• **What you are asked to do**:
Where a line below carries the word "this", include it in the count, then give the count alone.

• **Data about app and page elements**:
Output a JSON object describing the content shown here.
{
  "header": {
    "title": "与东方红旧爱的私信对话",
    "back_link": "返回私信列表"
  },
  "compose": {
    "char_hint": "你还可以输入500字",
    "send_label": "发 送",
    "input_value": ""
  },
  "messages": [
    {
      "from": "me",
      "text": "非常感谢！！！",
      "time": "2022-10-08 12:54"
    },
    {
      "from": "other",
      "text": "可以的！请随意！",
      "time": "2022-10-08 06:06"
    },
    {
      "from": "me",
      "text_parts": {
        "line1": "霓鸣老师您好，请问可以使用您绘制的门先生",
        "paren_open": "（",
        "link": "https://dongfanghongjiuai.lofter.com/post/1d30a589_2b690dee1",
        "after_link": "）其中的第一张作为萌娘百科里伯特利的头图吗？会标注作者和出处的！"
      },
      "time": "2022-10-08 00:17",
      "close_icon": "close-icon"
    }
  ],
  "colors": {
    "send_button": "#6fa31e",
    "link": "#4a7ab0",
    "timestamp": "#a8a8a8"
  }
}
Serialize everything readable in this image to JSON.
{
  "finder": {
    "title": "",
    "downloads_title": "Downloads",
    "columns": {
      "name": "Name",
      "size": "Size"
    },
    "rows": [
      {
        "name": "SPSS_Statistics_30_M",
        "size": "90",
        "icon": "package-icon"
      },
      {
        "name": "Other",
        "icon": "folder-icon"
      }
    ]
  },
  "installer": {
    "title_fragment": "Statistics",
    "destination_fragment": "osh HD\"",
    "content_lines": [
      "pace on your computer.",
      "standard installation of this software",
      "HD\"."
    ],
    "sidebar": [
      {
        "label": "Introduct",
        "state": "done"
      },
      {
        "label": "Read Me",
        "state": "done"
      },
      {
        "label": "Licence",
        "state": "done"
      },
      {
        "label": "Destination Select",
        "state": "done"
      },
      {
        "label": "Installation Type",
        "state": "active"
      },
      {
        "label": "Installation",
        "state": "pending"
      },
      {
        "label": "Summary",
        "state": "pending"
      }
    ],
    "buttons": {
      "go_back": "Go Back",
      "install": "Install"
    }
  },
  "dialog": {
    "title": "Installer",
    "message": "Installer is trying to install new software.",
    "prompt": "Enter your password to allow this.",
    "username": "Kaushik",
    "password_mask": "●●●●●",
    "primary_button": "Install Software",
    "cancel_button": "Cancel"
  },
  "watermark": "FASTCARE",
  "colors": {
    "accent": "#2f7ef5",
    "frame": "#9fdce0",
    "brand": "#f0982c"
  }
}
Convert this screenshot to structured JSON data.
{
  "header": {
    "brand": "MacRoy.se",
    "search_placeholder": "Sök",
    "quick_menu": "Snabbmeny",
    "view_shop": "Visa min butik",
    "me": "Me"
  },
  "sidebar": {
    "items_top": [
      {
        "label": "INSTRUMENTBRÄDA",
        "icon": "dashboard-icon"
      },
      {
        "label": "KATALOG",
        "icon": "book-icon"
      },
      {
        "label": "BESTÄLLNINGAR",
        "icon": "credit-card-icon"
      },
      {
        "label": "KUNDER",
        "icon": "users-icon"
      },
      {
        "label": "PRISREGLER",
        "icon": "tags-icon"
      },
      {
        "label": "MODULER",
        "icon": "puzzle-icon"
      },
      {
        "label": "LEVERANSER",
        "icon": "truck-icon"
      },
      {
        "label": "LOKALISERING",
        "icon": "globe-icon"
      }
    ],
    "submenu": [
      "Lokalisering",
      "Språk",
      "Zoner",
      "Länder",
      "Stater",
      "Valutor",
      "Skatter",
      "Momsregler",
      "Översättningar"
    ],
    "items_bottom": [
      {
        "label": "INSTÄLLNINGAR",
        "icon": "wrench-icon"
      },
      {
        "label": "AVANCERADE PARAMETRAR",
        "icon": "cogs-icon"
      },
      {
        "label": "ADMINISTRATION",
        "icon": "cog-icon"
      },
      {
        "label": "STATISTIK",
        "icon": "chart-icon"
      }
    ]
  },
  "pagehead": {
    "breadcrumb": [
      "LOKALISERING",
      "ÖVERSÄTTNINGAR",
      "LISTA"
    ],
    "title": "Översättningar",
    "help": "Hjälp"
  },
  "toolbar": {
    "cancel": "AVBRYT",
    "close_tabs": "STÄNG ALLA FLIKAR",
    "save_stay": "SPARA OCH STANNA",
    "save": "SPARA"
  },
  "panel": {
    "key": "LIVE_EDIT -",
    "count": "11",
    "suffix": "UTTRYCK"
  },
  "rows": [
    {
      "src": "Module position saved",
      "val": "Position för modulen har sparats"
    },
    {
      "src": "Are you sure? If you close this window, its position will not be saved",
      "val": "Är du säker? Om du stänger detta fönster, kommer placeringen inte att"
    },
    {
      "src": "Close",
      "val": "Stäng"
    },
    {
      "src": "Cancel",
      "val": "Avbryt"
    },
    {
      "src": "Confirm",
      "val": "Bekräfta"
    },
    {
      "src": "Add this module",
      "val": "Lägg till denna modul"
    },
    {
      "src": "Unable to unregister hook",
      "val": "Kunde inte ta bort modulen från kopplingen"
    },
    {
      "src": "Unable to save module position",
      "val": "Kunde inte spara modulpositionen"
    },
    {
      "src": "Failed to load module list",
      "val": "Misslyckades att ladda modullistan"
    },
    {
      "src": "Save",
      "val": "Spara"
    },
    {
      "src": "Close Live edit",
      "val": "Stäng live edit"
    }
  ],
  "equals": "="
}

• **Solution**:
6